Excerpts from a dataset
========================
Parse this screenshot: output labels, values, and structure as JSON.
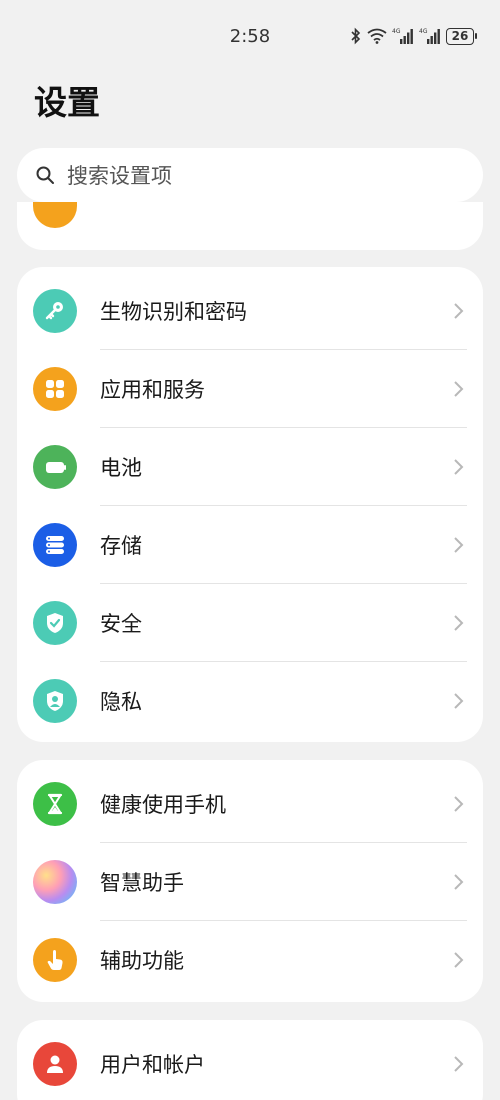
{
  "status_bar": {
    "time": "2:58",
    "battery": "26",
    "icons": [
      "bluetooth-icon",
      "wifi-icon",
      "signal-4g-icon",
      "signal-4g-icon",
      "battery-icon"
    ]
  },
  "header": {
    "title": "设置"
  },
  "search": {
    "placeholder": "搜索设置项"
  },
  "partial_item": {
    "icon": "partial-orange-icon",
    "color": "#f4a21d"
  },
  "groups": [
    {
      "items": [
        {
          "label": "生物识别和密码",
          "icon": "key-icon",
          "color": "#4ccbb5"
        },
        {
          "label": "应用和服务",
          "icon": "apps-icon",
          "color": "#f4a21d"
        },
        {
          "label": "电池",
          "icon": "battery-icon",
          "color": "#4db35a"
        },
        {
          "label": "存储",
          "icon": "storage-icon",
          "color": "#1b5ee6"
        },
        {
          "label": "安全",
          "icon": "shield-check-icon",
          "color": "#4ccbb5"
        },
        {
          "label": "隐私",
          "icon": "privacy-icon",
          "color": "#4ccbb5"
        }
      ]
    },
    {
      "items": [
        {
          "label": "健康使用手机",
          "icon": "hourglass-icon",
          "color": "#3dbf47"
        },
        {
          "label": "智慧助手",
          "icon": "assistant-icon",
          "color": "gradient"
        },
        {
          "label": "辅助功能",
          "icon": "hand-touch-icon",
          "color": "#f4a21d"
        }
      ]
    },
    {
      "items": [
        {
          "label": "用户和帐户",
          "icon": "user-icon",
          "color": "#e8473a"
        }
      ]
    }
  ]
}
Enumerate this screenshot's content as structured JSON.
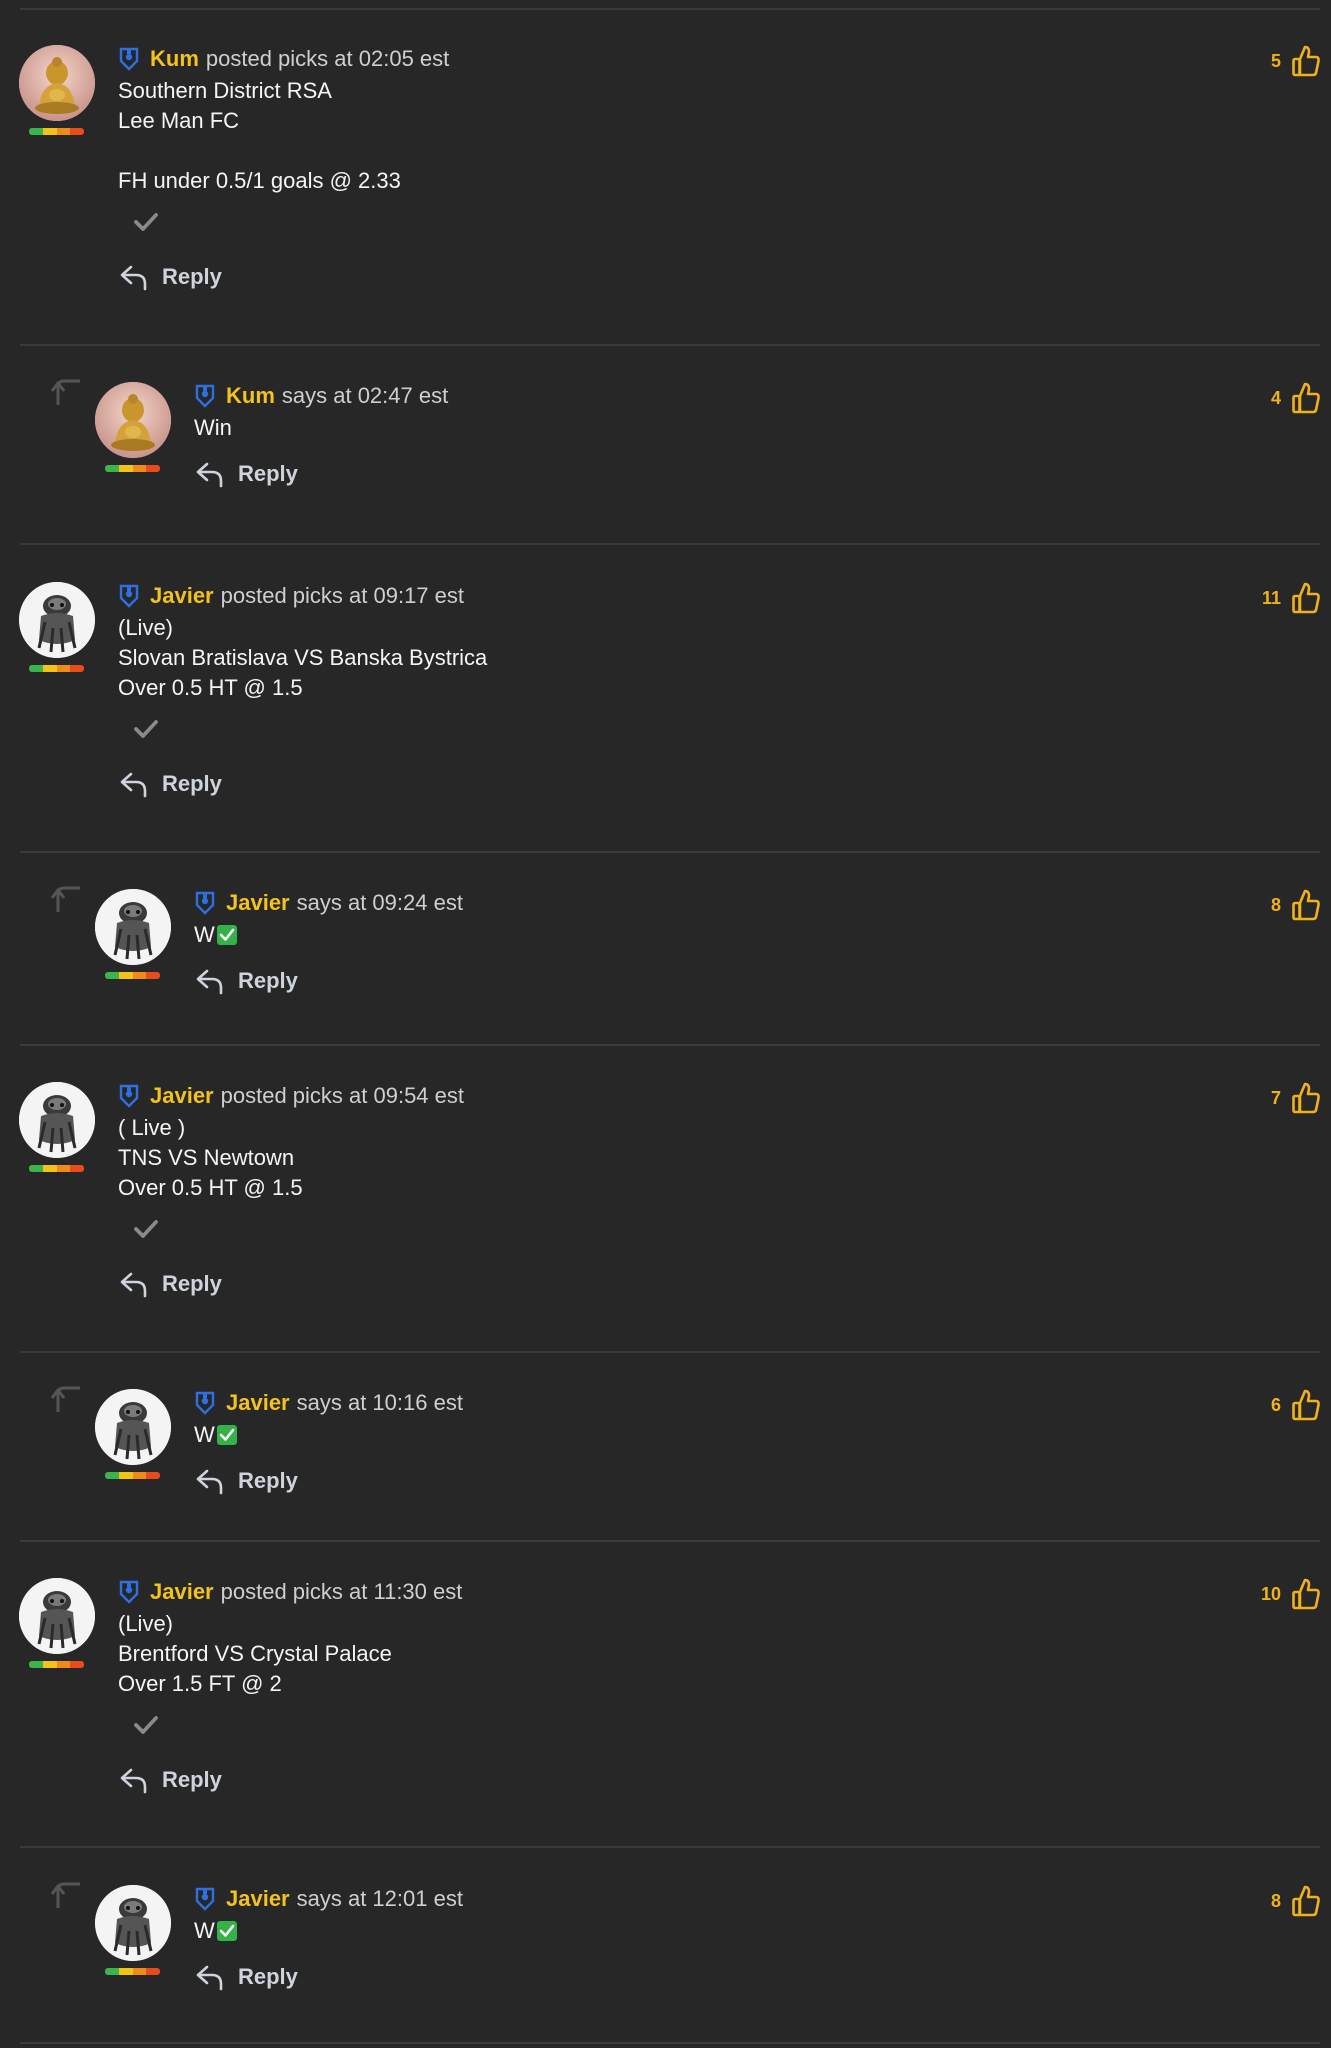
{
  "posts": [
    {
      "kind": "pick",
      "avatar": "buddha-statue",
      "author": "Kum",
      "meta": "posted picks at 02:05 est",
      "lines": [
        "Southern District RSA",
        "Lee Man FC",
        "",
        "FH under 0.5/1 goals @ 2.33"
      ],
      "likes": "5",
      "reply_label": "Reply",
      "has_check": true
    },
    {
      "kind": "reply",
      "avatar": "buddha-statue",
      "author": "Kum",
      "meta": "says at 02:47 est",
      "lines": [
        "Win"
      ],
      "likes": "4",
      "reply_label": "Reply",
      "has_check": false
    },
    {
      "kind": "pick",
      "avatar": "stone-creature",
      "author": "Javier",
      "meta": "posted picks at 09:17 est",
      "lines": [
        "(Live)",
        "Slovan Bratislava VS Banska Bystrica",
        "Over 0.5 HT @ 1.5"
      ],
      "likes": "11",
      "reply_label": "Reply",
      "has_check": true
    },
    {
      "kind": "reply",
      "avatar": "stone-creature",
      "author": "Javier",
      "meta": "says at 09:24 est",
      "lines": [
        "W"
      ],
      "emoji_check": true,
      "likes": "8",
      "reply_label": "Reply",
      "has_check": false
    },
    {
      "kind": "pick",
      "avatar": "stone-creature",
      "author": "Javier",
      "meta": "posted picks at 09:54 est",
      "lines": [
        "( Live )",
        "TNS VS Newtown",
        "Over 0.5 HT @ 1.5"
      ],
      "likes": "7",
      "reply_label": "Reply",
      "has_check": true
    },
    {
      "kind": "reply",
      "avatar": "stone-creature",
      "author": "Javier",
      "meta": "says at 10:16 est",
      "lines": [
        "W"
      ],
      "emoji_check": true,
      "likes": "6",
      "reply_label": "Reply",
      "has_check": false
    },
    {
      "kind": "pick",
      "avatar": "stone-creature",
      "author": "Javier",
      "meta": "posted picks at 11:30 est",
      "lines": [
        "(Live)",
        "Brentford VS Crystal Palace",
        "Over 1.5 FT @ 2"
      ],
      "likes": "10",
      "reply_label": "Reply",
      "has_check": true
    },
    {
      "kind": "reply",
      "avatar": "stone-creature",
      "author": "Javier",
      "meta": "says at 12:01 est",
      "lines": [
        "W"
      ],
      "emoji_check": true,
      "likes": "8",
      "reply_label": "Reply",
      "has_check": false
    }
  ],
  "colors": {
    "background": "#272727",
    "author": "#f4c21c",
    "likes": "#f0b21c",
    "badge": "#2f6fe0",
    "separator": "#3a3a3a"
  }
}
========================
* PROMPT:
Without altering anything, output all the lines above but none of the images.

* SOLVED EXERCISE:
Parse this screenshot: output labels, values, and structure as JSON.
{
  "status_bar": {
    "time": "2:58",
    "battery": "26",
    "icons": [
      "bluetooth-icon",
      "wifi-icon",
      "signal-4g-icon",
      "signal-4g-icon",
      "battery-icon"
    ]
  },
  "header": {
    "title": "设置"
  },
  "search": {
    "placeholder": "搜索设置项"
  },
  "partial_item": {
    "icon": "partial-orange-icon",
    "color": "#f4a21d"
  },
  "groups": [
    {
      "items": [
        {
          "label": "生物识别和密码",
          "icon": "key-icon",
          "color": "#4ccbb5"
        },
        {
          "label": "应用和服务",
          "icon": "apps-icon",
          "color": "#f4a21d"
        },
        {
          "label": "电池",
          "icon": "battery-icon",
          "color": "#4db35a"
        },
        {
          "label": "存储",
          "icon": "storage-icon",
          "color": "#1b5ee6"
        },
        {
          "label": "安全",
          "icon": "shield-check-icon",
          "color": "#4ccbb5"
        },
        {
          "label": "隐私",
          "icon": "privacy-icon",
          "color": "#4ccbb5"
        }
      ]
    },
    {
      "items": [
        {
          "label": "健康使用手机",
          "icon": "hourglass-icon",
          "color": "#3dbf47"
        },
        {
          "label": "智慧助手",
          "icon": "assistant-icon",
          "color": "gradient"
        },
        {
          "label": "辅助功能",
          "icon": "hand-touch-icon",
          "color": "#f4a21d"
        }
      ]
    },
    {
      "items": [
        {
          "label": "用户和帐户",
          "icon": "user-icon",
          "color": "#e8473a"
        }
      ]
    }
  ]
}
Enumerate this screenshot's content as structured JSON.
{
  "posts": [
    {
      "kind": "pick",
      "avatar": "buddha-statue",
      "author": "Kum",
      "meta": "posted picks at 02:05 est",
      "lines": [
        "Southern District RSA",
        "Lee Man FC",
        "",
        "FH under 0.5/1 goals @ 2.33"
      ],
      "likes": "5",
      "reply_label": "Reply",
      "has_check": true
    },
    {
      "kind": "reply",
      "avatar": "buddha-statue",
      "author": "Kum",
      "meta": "says at 02:47 est",
      "lines": [
        "Win"
      ],
      "likes": "4",
      "reply_label": "Reply",
      "has_check": false
    },
    {
      "kind": "pick",
      "avatar": "stone-creature",
      "author": "Javier",
      "meta": "posted picks at 09:17 est",
      "lines": [
        "(Live)",
        "Slovan Bratislava VS Banska Bystrica",
        "Over 0.5 HT @ 1.5"
      ],
      "likes": "11",
      "reply_label": "Reply",
      "has_check": true
    },
    {
      "kind": "reply",
      "avatar": "stone-creature",
      "author": "Javier",
      "meta": "says at 09:24 est",
      "lines": [
        "W"
      ],
      "emoji_check": true,
      "likes": "8",
      "reply_label": "Reply",
      "has_check": false
    },
    {
      "kind": "pick",
      "avatar": "stone-creature",
      "author": "Javier",
      "meta": "posted picks at 09:54 est",
      "lines": [
        "( Live )",
        "TNS VS Newtown",
        "Over 0.5 HT @ 1.5"
      ],
      "likes": "7",
      "reply_label": "Reply",
      "has_check": true
    },
    {
      "kind": "reply",
      "avatar": "stone-creature",
      "author": "Javier",
      "meta": "says at 10:16 est",
      "lines": [
        "W"
      ],
      "emoji_check": true,
      "likes": "6",
      "reply_label": "Reply",
      "has_check": false
    },
    {
      "kind": "pick",
      "avatar": "stone-creature",
      "author": "Javier",
      "meta": "posted picks at 11:30 est",
      "lines": [
        "(Live)",
        "Brentford VS Crystal Palace",
        "Over 1.5 FT @ 2"
      ],
      "likes": "10",
      "reply_label": "Reply",
      "has_check": true
    },
    {
      "kind": "reply",
      "avatar": "stone-creature",
      "author": "Javier",
      "meta": "says at 12:01 est",
      "lines": [
        "W"
      ],
      "emoji_check": true,
      "likes": "8",
      "reply_label": "Reply",
      "has_check": false
    }
  ],
  "colors": {
    "background": "#272727",
    "author": "#f4c21c",
    "likes": "#f0b21c",
    "badge": "#2f6fe0",
    "separator": "#3a3a3a"
  }
}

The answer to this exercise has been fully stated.